YOUR TASK:
Only the number is wanted: state how many lines of the data below contain the word "label".

DATASET:
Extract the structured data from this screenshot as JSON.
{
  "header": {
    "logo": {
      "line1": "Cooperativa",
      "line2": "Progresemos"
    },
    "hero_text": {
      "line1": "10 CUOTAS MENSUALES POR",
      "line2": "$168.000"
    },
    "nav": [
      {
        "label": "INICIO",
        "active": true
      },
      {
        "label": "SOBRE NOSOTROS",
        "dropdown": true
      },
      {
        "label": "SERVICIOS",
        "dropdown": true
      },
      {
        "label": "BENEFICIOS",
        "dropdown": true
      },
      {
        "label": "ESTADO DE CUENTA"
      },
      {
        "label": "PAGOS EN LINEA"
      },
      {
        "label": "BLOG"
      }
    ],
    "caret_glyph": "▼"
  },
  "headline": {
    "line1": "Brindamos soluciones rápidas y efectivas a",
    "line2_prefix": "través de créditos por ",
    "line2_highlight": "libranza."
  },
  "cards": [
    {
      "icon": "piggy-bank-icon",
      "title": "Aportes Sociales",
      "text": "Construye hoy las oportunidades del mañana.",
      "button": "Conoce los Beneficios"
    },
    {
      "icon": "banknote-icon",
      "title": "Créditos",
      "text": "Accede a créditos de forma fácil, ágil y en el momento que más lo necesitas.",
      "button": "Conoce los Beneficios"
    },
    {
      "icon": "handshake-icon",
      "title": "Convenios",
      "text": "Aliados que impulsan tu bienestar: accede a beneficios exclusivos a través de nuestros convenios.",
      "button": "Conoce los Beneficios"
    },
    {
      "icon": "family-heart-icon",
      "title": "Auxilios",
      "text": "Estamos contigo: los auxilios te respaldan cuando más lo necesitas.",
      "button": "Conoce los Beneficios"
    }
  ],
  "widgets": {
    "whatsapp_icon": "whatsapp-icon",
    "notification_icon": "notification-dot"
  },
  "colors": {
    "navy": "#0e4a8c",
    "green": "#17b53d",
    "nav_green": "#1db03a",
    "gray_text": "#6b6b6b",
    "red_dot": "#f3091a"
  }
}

ANSWER SPACE:
7